--- Records for this task ---
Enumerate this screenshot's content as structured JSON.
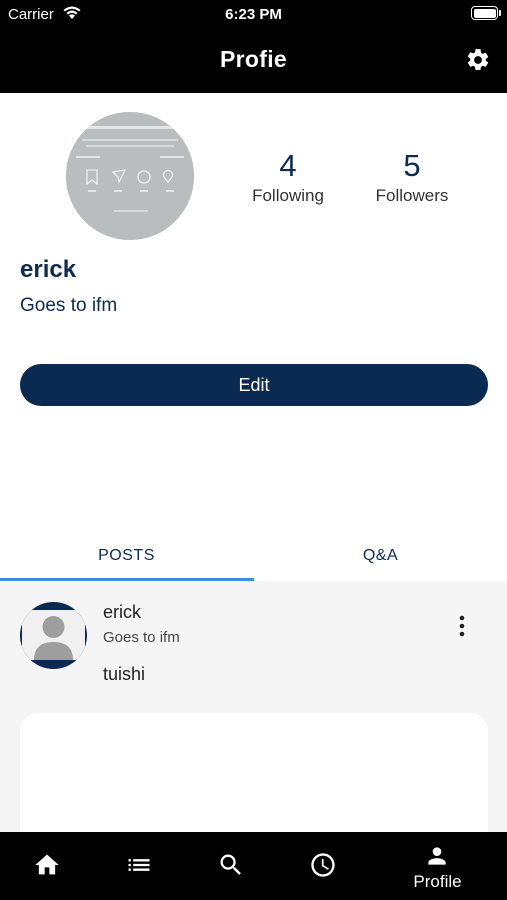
{
  "status_bar": {
    "carrier": "Carrier",
    "time": "6:23 PM"
  },
  "header": {
    "title": "Profie"
  },
  "profile": {
    "username": "erick",
    "bio": "Goes to ifm",
    "following_count": "4",
    "following_label": "Following",
    "followers_count": "5",
    "followers_label": "Followers",
    "edit_label": "Edit"
  },
  "tabs": [
    {
      "label": "POSTS",
      "active": true
    },
    {
      "label": "Q&A",
      "active": false
    }
  ],
  "posts": [
    {
      "author": "erick",
      "subtitle": "Goes to ifm",
      "text": "tuishi"
    }
  ],
  "bottom_nav": {
    "items": [
      "home-icon",
      "list-icon",
      "search-icon",
      "history-icon",
      "profile-icon"
    ],
    "active_label": "Profile"
  },
  "colors": {
    "navy": "#0a2a52",
    "tab_indicator": "#3d8fe0",
    "bar": "#000000"
  }
}
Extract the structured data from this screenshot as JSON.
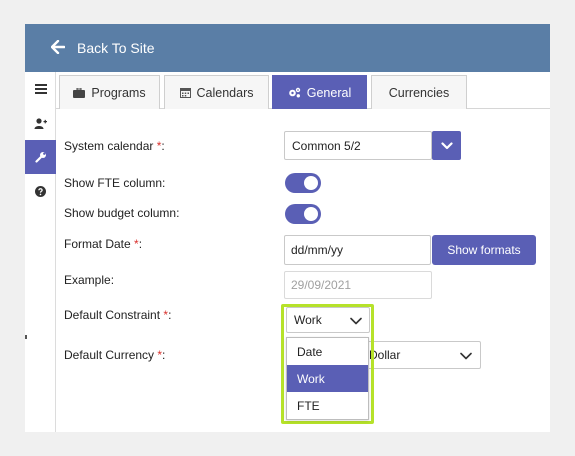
{
  "header": {
    "back_label": "Back To Site"
  },
  "sidebar": {
    "items": [
      {
        "icon": "list-icon",
        "active": false
      },
      {
        "icon": "user-add-icon",
        "active": false
      },
      {
        "icon": "wrench-icon",
        "active": true
      },
      {
        "icon": "help-icon",
        "active": false
      }
    ]
  },
  "tabs": [
    {
      "label": "Programs",
      "icon": "briefcase-icon",
      "active": false
    },
    {
      "label": "Calendars",
      "icon": "calendar-icon",
      "active": false
    },
    {
      "label": "General",
      "icon": "gears-icon",
      "active": true
    },
    {
      "label": "Currencies",
      "icon": "",
      "active": false
    }
  ],
  "form": {
    "system_calendar": {
      "label": "System calendar ",
      "required": "*",
      "colon": ":",
      "value": "Common 5/2"
    },
    "show_fte": {
      "label": "Show FTE column:",
      "on": true
    },
    "show_budget": {
      "label": "Show budget column:",
      "on": true
    },
    "format_date": {
      "label": "Format Date ",
      "required": "*",
      "colon": ":",
      "value": "dd/mm/yy",
      "button": "Show formats"
    },
    "example": {
      "label": "Example:",
      "value": "29/09/2021"
    },
    "default_constraint": {
      "label": "Default Constraint ",
      "required": "*",
      "colon": ":",
      "value": "Work",
      "options": [
        "Date",
        "Work",
        "FTE"
      ],
      "selected_index": 1
    },
    "default_currency": {
      "label": "Default Currency ",
      "required": "*",
      "colon": ":",
      "value": "Dollar"
    }
  },
  "colors": {
    "header": "#5a7ea6",
    "accent": "#5a5fb5",
    "highlight": "#b6e22a",
    "required": "#d9302c"
  }
}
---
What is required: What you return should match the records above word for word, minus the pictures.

Output below:
Enumerate this screenshot's content as structured JSON.
{
  "status_bar": {
    "carrier": "Carrier",
    "time": "6:23 PM"
  },
  "header": {
    "title": "Profie"
  },
  "profile": {
    "username": "erick",
    "bio": "Goes to ifm",
    "following_count": "4",
    "following_label": "Following",
    "followers_count": "5",
    "followers_label": "Followers",
    "edit_label": "Edit"
  },
  "tabs": [
    {
      "label": "POSTS",
      "active": true
    },
    {
      "label": "Q&A",
      "active": false
    }
  ],
  "posts": [
    {
      "author": "erick",
      "subtitle": "Goes to ifm",
      "text": "tuishi"
    }
  ],
  "bottom_nav": {
    "items": [
      "home-icon",
      "list-icon",
      "search-icon",
      "history-icon",
      "profile-icon"
    ],
    "active_label": "Profile"
  },
  "colors": {
    "navy": "#0a2a52",
    "tab_indicator": "#3d8fe0",
    "bar": "#000000"
  }
}
Extract the structured data from this screenshot as JSON.
{
  "header": {
    "back_label": "Back To Site"
  },
  "sidebar": {
    "items": [
      {
        "icon": "list-icon",
        "active": false
      },
      {
        "icon": "user-add-icon",
        "active": false
      },
      {
        "icon": "wrench-icon",
        "active": true
      },
      {
        "icon": "help-icon",
        "active": false
      }
    ]
  },
  "tabs": [
    {
      "label": "Programs",
      "icon": "briefcase-icon",
      "active": false
    },
    {
      "label": "Calendars",
      "icon": "calendar-icon",
      "active": false
    },
    {
      "label": "General",
      "icon": "gears-icon",
      "active": true
    },
    {
      "label": "Currencies",
      "icon": "",
      "active": false
    }
  ],
  "form": {
    "system_calendar": {
      "label": "System calendar ",
      "required": "*",
      "colon": ":",
      "value": "Common 5/2"
    },
    "show_fte": {
      "label": "Show FTE column:",
      "on": true
    },
    "show_budget": {
      "label": "Show budget column:",
      "on": true
    },
    "format_date": {
      "label": "Format Date ",
      "required": "*",
      "colon": ":",
      "value": "dd/mm/yy",
      "button": "Show formats"
    },
    "example": {
      "label": "Example:",
      "value": "29/09/2021"
    },
    "default_constraint": {
      "label": "Default Constraint ",
      "required": "*",
      "colon": ":",
      "value": "Work",
      "options": [
        "Date",
        "Work",
        "FTE"
      ],
      "selected_index": 1
    },
    "default_currency": {
      "label": "Default Currency ",
      "required": "*",
      "colon": ":",
      "value": "Dollar"
    }
  },
  "colors": {
    "header": "#5a7ea6",
    "accent": "#5a5fb5",
    "highlight": "#b6e22a",
    "required": "#d9302c"
  }
}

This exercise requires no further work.